In addition to the prospective students, renowned guests, and alumni that Cornell usually entertains at this time of year, the university played host to another segment of visitors this past weekend – Model UN participants. The Cornell Model United Nations Conference, planned by the Cornell International Affairs Society (CIAS), had nearly 600 high school students attend the three day conference, according to a proud Richard Kang ’13, Secretary-General of the event.

“It’s definitely one of the biggest events hosted and run by students on campus. We reserve about 25 rooms that have to work around classes and we collaborate with vendors from all over Ithaca, [and] multiple organizations on campus like the CIVR ,” he said.

If you lack an idea of the scope of this Model UN Conference, by now you will have; high school students in suits were seen everywhere on campus. Packs of participants populated the engineering quad during conference hours and Collegetown was teeming with participants going out to dinner.
But while the scope of the conference’s logistics was certainly impressive, a feat seamlessly pulled off by the team of Kang and Director-General Meril Pothen ’13, the talent of the delegates remained the focus. Specifically, developing and refining that talent was a clear goal of the conference, materialized in a training session, small committee size and a feedback system for the delegates.
“This is where these kids shine, gain self-confidence [and] confront criticism [in discussing international affairs] that not all high school kids get exposed to…it’s a great opportunity,” said Kang.

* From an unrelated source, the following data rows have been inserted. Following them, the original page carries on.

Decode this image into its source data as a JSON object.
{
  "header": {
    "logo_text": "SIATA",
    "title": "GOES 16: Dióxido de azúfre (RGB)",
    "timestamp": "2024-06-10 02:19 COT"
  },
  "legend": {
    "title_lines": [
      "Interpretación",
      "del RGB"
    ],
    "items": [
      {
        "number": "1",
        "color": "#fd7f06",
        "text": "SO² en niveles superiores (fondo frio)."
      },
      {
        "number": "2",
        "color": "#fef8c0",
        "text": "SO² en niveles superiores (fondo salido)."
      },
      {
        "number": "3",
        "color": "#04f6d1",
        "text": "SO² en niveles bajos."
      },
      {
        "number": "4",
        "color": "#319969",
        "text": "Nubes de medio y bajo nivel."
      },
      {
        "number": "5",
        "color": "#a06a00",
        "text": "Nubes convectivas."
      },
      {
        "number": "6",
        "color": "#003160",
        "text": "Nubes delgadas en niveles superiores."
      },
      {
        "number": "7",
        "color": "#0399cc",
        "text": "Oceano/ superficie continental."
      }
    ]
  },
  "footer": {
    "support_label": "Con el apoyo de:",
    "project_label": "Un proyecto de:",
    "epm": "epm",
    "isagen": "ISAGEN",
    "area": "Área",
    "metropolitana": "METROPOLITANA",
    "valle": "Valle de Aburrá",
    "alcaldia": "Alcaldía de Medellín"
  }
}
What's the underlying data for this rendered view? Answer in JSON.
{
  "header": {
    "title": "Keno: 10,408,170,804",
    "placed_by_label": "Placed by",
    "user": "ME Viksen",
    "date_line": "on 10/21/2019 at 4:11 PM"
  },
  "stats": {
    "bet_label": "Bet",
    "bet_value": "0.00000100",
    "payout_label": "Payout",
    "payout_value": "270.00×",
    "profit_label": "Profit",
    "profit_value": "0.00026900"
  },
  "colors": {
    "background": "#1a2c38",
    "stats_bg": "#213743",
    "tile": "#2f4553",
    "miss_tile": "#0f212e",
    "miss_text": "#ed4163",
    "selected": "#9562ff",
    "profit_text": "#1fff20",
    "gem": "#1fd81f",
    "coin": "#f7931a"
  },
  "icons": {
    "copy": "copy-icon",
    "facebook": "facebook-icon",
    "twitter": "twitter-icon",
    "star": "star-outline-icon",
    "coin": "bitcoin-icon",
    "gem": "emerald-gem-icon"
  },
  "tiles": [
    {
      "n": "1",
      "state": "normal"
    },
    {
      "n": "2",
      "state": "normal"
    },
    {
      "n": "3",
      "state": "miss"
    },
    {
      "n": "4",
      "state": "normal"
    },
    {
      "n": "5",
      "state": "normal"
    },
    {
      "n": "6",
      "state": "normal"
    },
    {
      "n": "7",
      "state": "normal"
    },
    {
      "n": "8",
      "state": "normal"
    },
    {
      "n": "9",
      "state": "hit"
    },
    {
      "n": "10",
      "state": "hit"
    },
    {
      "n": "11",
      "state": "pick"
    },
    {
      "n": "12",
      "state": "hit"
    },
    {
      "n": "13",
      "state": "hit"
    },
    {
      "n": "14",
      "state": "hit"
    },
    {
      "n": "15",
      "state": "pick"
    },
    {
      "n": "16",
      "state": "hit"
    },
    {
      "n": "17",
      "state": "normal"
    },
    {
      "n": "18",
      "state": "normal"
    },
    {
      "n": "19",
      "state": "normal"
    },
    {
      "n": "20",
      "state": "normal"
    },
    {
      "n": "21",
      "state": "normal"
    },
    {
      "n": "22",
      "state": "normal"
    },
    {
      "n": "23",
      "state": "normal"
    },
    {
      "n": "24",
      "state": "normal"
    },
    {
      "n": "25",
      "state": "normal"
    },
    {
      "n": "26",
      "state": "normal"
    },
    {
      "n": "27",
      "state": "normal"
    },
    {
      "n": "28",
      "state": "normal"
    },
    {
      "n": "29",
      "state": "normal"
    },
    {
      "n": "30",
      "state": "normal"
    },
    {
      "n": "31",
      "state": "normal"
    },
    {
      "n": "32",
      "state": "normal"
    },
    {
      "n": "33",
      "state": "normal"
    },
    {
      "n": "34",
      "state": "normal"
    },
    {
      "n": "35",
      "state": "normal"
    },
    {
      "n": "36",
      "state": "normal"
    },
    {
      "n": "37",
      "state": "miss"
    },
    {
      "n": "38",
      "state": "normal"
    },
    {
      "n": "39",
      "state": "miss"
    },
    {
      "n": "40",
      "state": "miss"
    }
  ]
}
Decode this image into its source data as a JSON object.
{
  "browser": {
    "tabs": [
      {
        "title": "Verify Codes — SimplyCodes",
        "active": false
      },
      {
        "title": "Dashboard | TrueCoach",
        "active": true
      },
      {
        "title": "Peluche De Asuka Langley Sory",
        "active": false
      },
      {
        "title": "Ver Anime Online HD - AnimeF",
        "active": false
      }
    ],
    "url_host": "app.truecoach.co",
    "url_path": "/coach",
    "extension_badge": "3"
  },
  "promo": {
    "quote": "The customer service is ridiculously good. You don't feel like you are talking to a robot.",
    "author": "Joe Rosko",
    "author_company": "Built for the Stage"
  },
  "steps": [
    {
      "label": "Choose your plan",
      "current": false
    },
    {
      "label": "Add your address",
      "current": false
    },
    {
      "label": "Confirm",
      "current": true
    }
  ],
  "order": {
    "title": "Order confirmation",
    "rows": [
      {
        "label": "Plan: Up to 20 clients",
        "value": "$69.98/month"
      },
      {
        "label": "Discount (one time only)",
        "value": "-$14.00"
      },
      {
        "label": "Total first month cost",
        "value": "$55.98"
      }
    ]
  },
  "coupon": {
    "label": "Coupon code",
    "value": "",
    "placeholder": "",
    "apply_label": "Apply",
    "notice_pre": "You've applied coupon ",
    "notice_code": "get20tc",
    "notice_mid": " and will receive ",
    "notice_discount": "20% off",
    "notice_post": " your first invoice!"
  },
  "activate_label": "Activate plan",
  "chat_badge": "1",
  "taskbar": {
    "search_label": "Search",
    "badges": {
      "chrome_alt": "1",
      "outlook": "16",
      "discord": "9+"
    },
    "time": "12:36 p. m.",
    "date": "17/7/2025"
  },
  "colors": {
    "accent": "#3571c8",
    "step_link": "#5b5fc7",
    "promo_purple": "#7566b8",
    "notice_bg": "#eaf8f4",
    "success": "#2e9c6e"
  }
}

The aptitude of the delegates did not go unnoticed. Television personality Oprah Winfrey, accompanied by close friend Gayle King, came to Ithaca to see the delegates from her Leadership Academy for Girls speak, as a surprise visit to both the delegates and the CIAS. It was such a surprise that after she left, Ankur Bajaj ’13, president of CIAS, told Slope Media, that he was still “figuring out the details [himself]”.
And of course, Oprah did not fail to deliver on insight. According to Pothen, she was very inspiring, encouraging the young delegates to get involved in important decision-making as much as possible.
Kang admired that she didn’t just make rounds but “sat down, listened to the debate and really observed what was going on intently.” He also applauded the delegates, who maintained their composure, despite the obvious distraction that is Oprah Winfrey.
Clearly, these students are incredibly bright young men and women at the top of their class. From a university standpoint, Kang noted that CMUNC is a great tool for Cornell outreach to prospective students. He pointed out that these are the kind of students that the university wishes to recruit, and that the event certainly has an impact on high school students as their first real college experience. Kang and Pothen hope that CMUNC continues to grow and with the kind of attention that these CMUNC delegates have been receiving, it undoubtedly will.